It is very important that, as a software development team, we share certain premises about software and software development. This allows us to work more efficiently and effectively, as we are all aligned in terms of our vision and goals.
That is why I have tried to do an exercise in introspection to extract which are the basic premises that I almost unconsciously apply when I think about software and the process of developing it.
These are my premises for software system development:
- Software development is a team activity: We cannot work in isolation but must collaborate with other developers, designers, and other professionals to create a high-quality product.
- There is no real trade-off between quality and speed: The way to go fast is to have good quality. Low quality in the long run only ensures that we will go slower, as we will have to fix errors and problems.
- Software is a means to achieve an impact: We are not working just for the software itself but to achieve an impact on the "business". We must keep this in mind when making decisions and prioritizing tasks.
- Only one-third of the business ideas contribute effectively to the outcome we aim (Online Experimentation at Microsoft): We have to accept this and optimize for learning and distinguish between product development, prototyping, and experiments.
- When developing software-based systems, there is always a high degree of uncertainty, so we must optimize for quick feedback and work iteratively and incrementally, always taking small, safe steps (https://www.eferro.net/p/small-safe-steps-3s-workshop.html).
- Software has a basal cost (https://www.eferro.net/2021/02/basal-cost-of-software.html) that must be taken into account. When combined with the understanding that software is only a means to achieve an impact, it becomes clear that software can be considered a liability.
- In software development, maintaining options and flexibility is valuable. To do this, it is essential to defer commitment and try to use reversible decisions whenever possible.
These are my personal premises with respect to software development, and they are not necessarily universal principles. However, they are essential for working efficiently and effectively in software development. These premises may not apply in the same way in all contexts, but I perceive them as accurate in the contexts in which I have worked.
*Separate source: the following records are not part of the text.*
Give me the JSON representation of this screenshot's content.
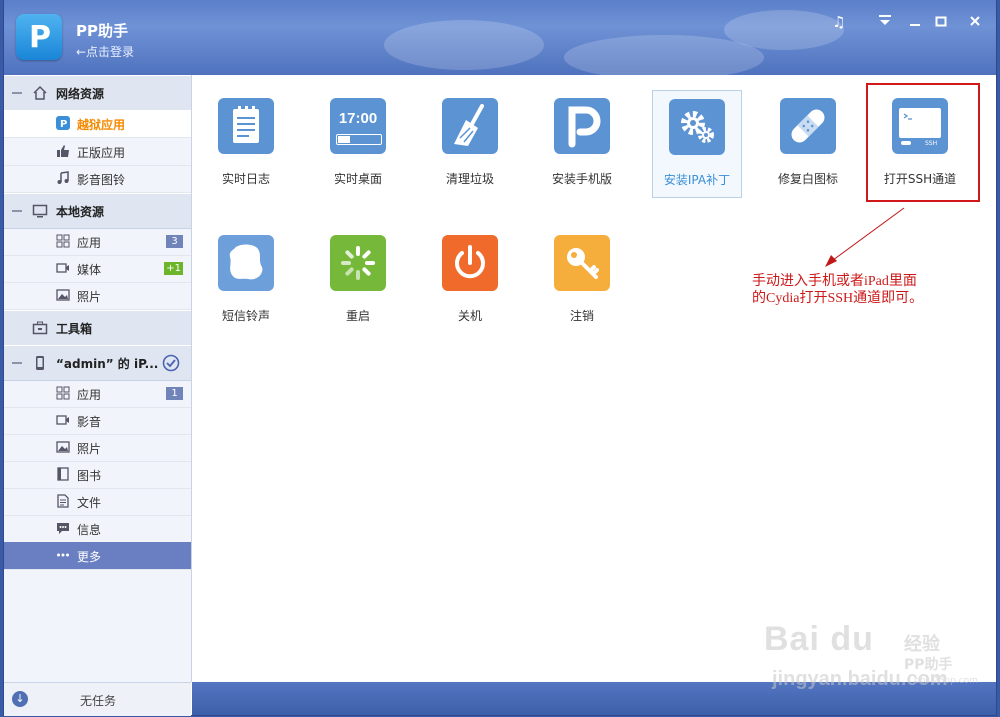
{
  "app": {
    "title": "PP助手",
    "login_link": "←点击登录"
  },
  "window_controls": [
    "music-icon",
    "menu-icon",
    "minimize-icon",
    "maximize-icon",
    "close-icon"
  ],
  "sidebar": {
    "groups": [
      {
        "label": "网络资源",
        "icon": "home-icon",
        "items": [
          {
            "label": "越狱应用",
            "icon": "pp-logo-icon",
            "active": true
          },
          {
            "label": "正版应用",
            "icon": "thumbs-up-icon"
          },
          {
            "label": "影音图铃",
            "icon": "music-note-icon"
          }
        ]
      },
      {
        "label": "本地资源",
        "icon": "monitor-icon",
        "items": [
          {
            "label": "应用",
            "icon": "grid-icon",
            "badge": "3"
          },
          {
            "label": "媒体",
            "icon": "video-icon",
            "badge": "+1"
          },
          {
            "label": "照片",
            "icon": "photo-icon"
          }
        ]
      },
      {
        "label": "工具箱",
        "icon": "toolbox-icon",
        "items": []
      },
      {
        "label": "“admin” 的 iP...",
        "icon": "phone-icon",
        "check": true,
        "items": [
          {
            "label": "应用",
            "icon": "grid-icon",
            "badge": "1"
          },
          {
            "label": "影音",
            "icon": "video-icon"
          },
          {
            "label": "照片",
            "icon": "photo-icon"
          },
          {
            "label": "图书",
            "icon": "book-icon"
          },
          {
            "label": "文件",
            "icon": "file-icon"
          },
          {
            "label": "信息",
            "icon": "message-icon"
          },
          {
            "label": "更多",
            "icon": "more-dots-icon",
            "selected": true
          }
        ]
      }
    ],
    "status": "无任务"
  },
  "tools": {
    "row1": [
      {
        "label": "实时日志",
        "icon": "notepad-icon",
        "color": "#5c93d3"
      },
      {
        "label": "实时桌面",
        "icon": "clock-screen-icon",
        "color": "#5c93d3",
        "time": "17:00"
      },
      {
        "label": "清理垃圾",
        "icon": "broom-icon",
        "color": "#5c93d3"
      },
      {
        "label": "安装手机版",
        "icon": "pp-logo-icon",
        "color": "#5c93d3"
      },
      {
        "label": "安装IPA补丁",
        "icon": "gears-icon",
        "color": "#5c93d3",
        "selected": true
      },
      {
        "label": "修复白图标",
        "icon": "bandage-icon",
        "color": "#5c93d3"
      },
      {
        "label": "打开SSH通道",
        "icon": "terminal-icon",
        "color": "#5c93d3",
        "ssh": "SSH"
      }
    ],
    "row2": [
      {
        "label": "短信铃声",
        "icon": "bell-icon",
        "color": "#6d9fdb"
      },
      {
        "label": "重启",
        "icon": "restart-icon",
        "color": "#76b83a"
      },
      {
        "label": "关机",
        "icon": "power-icon",
        "color": "#f06a2c"
      },
      {
        "label": "注销",
        "icon": "key-icon",
        "color": "#f5ad3b"
      }
    ]
  },
  "annotation": {
    "line1": "手动进入手机或者iPad里面",
    "line2": "的Cydia打开SSH通道即可。"
  },
  "watermark": {
    "brand": "Bai du",
    "cn": "经验",
    "url": "jingyan.baidu.com",
    "pp": "PP助手",
    "pp_url": "bbs.25pp.com"
  }
}
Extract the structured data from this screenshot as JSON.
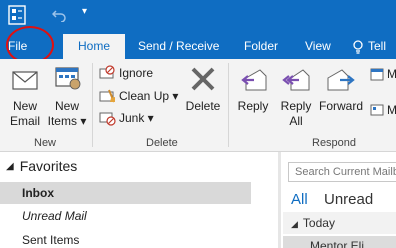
{
  "title_bar": {
    "qat_more_glyph": "▾"
  },
  "tabs": [
    "File",
    "Home",
    "Send / Receive",
    "Folder",
    "View",
    "Tell"
  ],
  "active_tab": "Home",
  "ribbon": {
    "new_group": {
      "new_email": [
        "New",
        "Email"
      ],
      "new_items": [
        "New",
        "Items ▾"
      ],
      "label": "New"
    },
    "delete_group": {
      "ignore": "Ignore",
      "clean_up": "Clean Up ▾",
      "junk": "Junk ▾",
      "delete": "Delete",
      "label": "Delete"
    },
    "respond_group": {
      "reply": "Reply",
      "reply_all": [
        "Reply",
        "All"
      ],
      "forward": "Forward",
      "more_top": "M",
      "more_bottom": "M",
      "label": "Respond"
    }
  },
  "nav": {
    "favorites": "Favorites",
    "items": [
      "Inbox",
      "Unread Mail",
      "Sent Items"
    ]
  },
  "list": {
    "search_placeholder": "Search Current Mailbox",
    "filter_all": "All",
    "filter_unread": "Unread",
    "group_header": "Today",
    "first_sender": "Mentor Eli"
  },
  "colors": {
    "brand_blue": "#0f6dc2",
    "ribbon_bg": "#f3f3f3",
    "annotation_red": "#e01010"
  }
}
Some of these ideas have been confirmed in the industry through data, but for others, I only have more support than my own experience. In any case, I would love to share and contrast ideas with more colleagues.
Do you share these premises? Do you have others that are similar? Do any of these premises seem contradictory or contradict your own premises?